When the antibodies your body produced to defend itself against gliadin attack your tTG, these microvilli can atrophy and erode, decreasing your ability to absorb nutrients and allowing the walls of your intestines to become leaky. This can manifest itself in digestive symptoms, including bloating, constipation, diarrhea, weight loss, fat malabsorption and malnutrition, such as iron deficiency or anemia, low vitamin D or even osteoporosis.This blunting of the microvilli is the hallmark of celiac disease, which is an autoimmune disease.

How does gluten cause intestinal permeability, a.k.a leaky gut?

Regulating intestinal permeability is one of the basic functions of the cells that line the intestinal wall. In sensitive people, gluten can cause the gut cells to release zonulin, a protein that can break apart the tight junctions holding your intestines together.

Once these tight junctions get broken apart, your gut is considered to be leaky. A leaky gut allows toxins, microbes, undigested food particles and antibodies to escape from your intestines and travel throughout your body via your bloodstream.
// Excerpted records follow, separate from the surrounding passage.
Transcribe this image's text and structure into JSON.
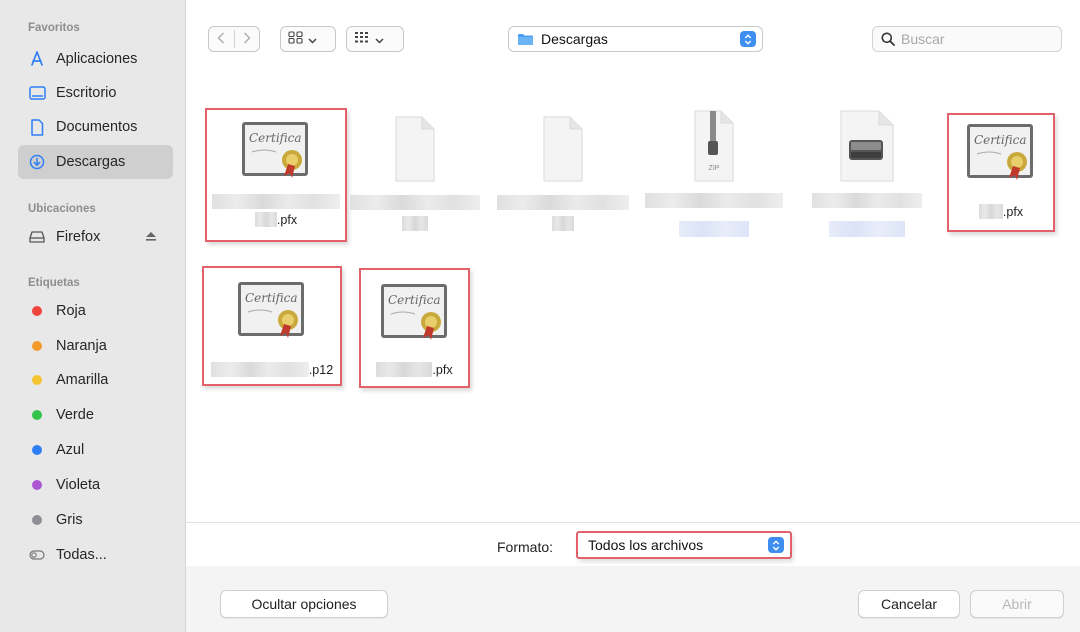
{
  "sidebar": {
    "favorites_heading": "Favoritos",
    "favorites": [
      {
        "label": "Aplicaciones",
        "icon": "applications-icon"
      },
      {
        "label": "Escritorio",
        "icon": "desktop-icon"
      },
      {
        "label": "Documentos",
        "icon": "document-icon"
      },
      {
        "label": "Descargas",
        "icon": "downloads-icon",
        "active": true
      }
    ],
    "locations_heading": "Ubicaciones",
    "locations": [
      {
        "label": "Firefox",
        "icon": "drive-icon",
        "eject_icon": "eject-icon"
      }
    ],
    "tags_heading": "Etiquetas",
    "tags": [
      {
        "label": "Roja",
        "color": "#f0453a"
      },
      {
        "label": "Naranja",
        "color": "#f39a2b"
      },
      {
        "label": "Amarilla",
        "color": "#f2c531"
      },
      {
        "label": "Verde",
        "color": "#34c44c"
      },
      {
        "label": "Azul",
        "color": "#2f7ef5"
      },
      {
        "label": "Violeta",
        "color": "#ad55d3"
      },
      {
        "label": "Gris",
        "color": "#8e8e93"
      }
    ],
    "all_tags": "Todas..."
  },
  "toolbar": {
    "location": "Descargas",
    "search_placeholder": "Buscar"
  },
  "files": [
    {
      "type": "certificate",
      "extension": ".pfx",
      "highlighted": true
    },
    {
      "type": "generic-document",
      "extension": ""
    },
    {
      "type": "generic-document",
      "extension": ""
    },
    {
      "type": "zip-archive",
      "extension": "",
      "icon_text": "ZIP"
    },
    {
      "type": "disk-image",
      "extension": ""
    },
    {
      "type": "certificate",
      "extension": ".pfx",
      "highlighted": true
    },
    {
      "type": "certificate",
      "extension": ".p12",
      "highlighted": true
    },
    {
      "type": "certificate",
      "extension": ".pfx",
      "highlighted": true
    }
  ],
  "format": {
    "label": "Formato:",
    "value": "Todos los archivos"
  },
  "buttons": {
    "hide_options": "Ocultar opciones",
    "cancel": "Cancelar",
    "open": "Abrir"
  },
  "colors": {
    "highlight": "#e2616b",
    "accent": "#3d8ef0"
  }
}
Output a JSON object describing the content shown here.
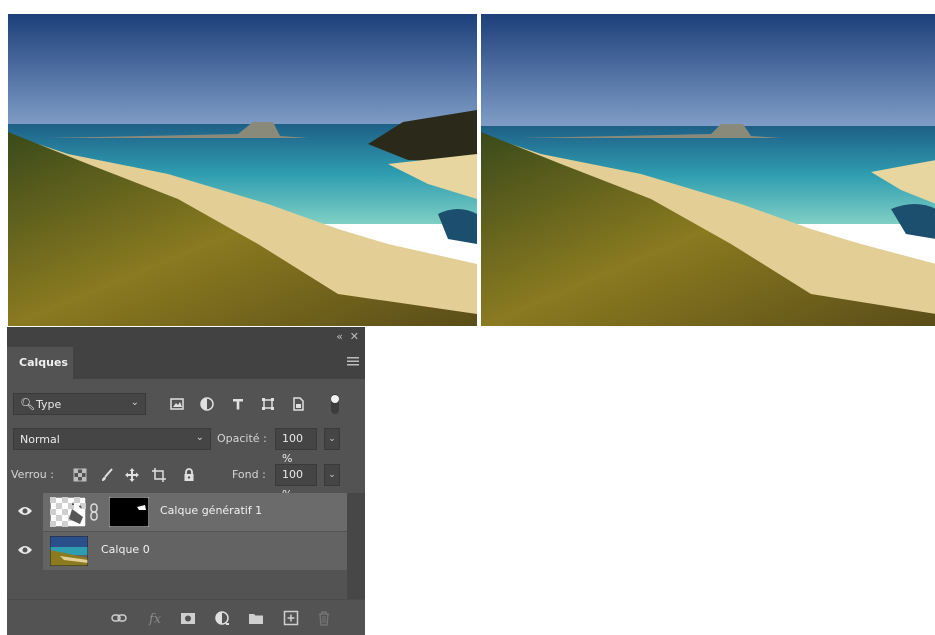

The antibodies that escape are the ones that your body produced to attack the gliadin in the first place.

What is the link between gluten, systemic inflammation and autoimmune disease?

Unfortunately, these antibodies often confuse more than just tTG for gliadin, and end up attacking other organs and systems, from the skin to the thyroid to the brain. This is why gluten intolerance is frequently paired with autoimmune conditions and why those with celiac disease are at risk of developing a second autoimmune disease. I would suggest that if you have an autoimmune disease you get tested for gluten sensitivity, and if you’re gluten intolerant, you should get screened for autoimmunity.

How to determine if you’re gluten intolerant?

The single best way to determine if you are gluten intolerant is to take it out of your diet for at least 30 days, then reintroduce it. Your body knows better than any test. If you feel significantly better without gluten or feel worse when you reintroduce it, then gluten is likely a problem for you, even if your lab tests are negative. Lab testing for both is available as well, however, there are some inherent problems with this testing. Check out my article, “How to Test for Gluten Intolerance and Celiac Disease,” for more information regarding this.

How to treat gluten intolerance or celiac?

Eliminating 100 percent of gluten from your diet. Trace amounts of gluten from cross-contamination or medications can be enough to cause an immune reaction in your body.

When in doubt, go without. You may be saving your life or the life of someone you love.

For more by Amy Myers, M.D., click here.

For more on diet and nutrition, click here.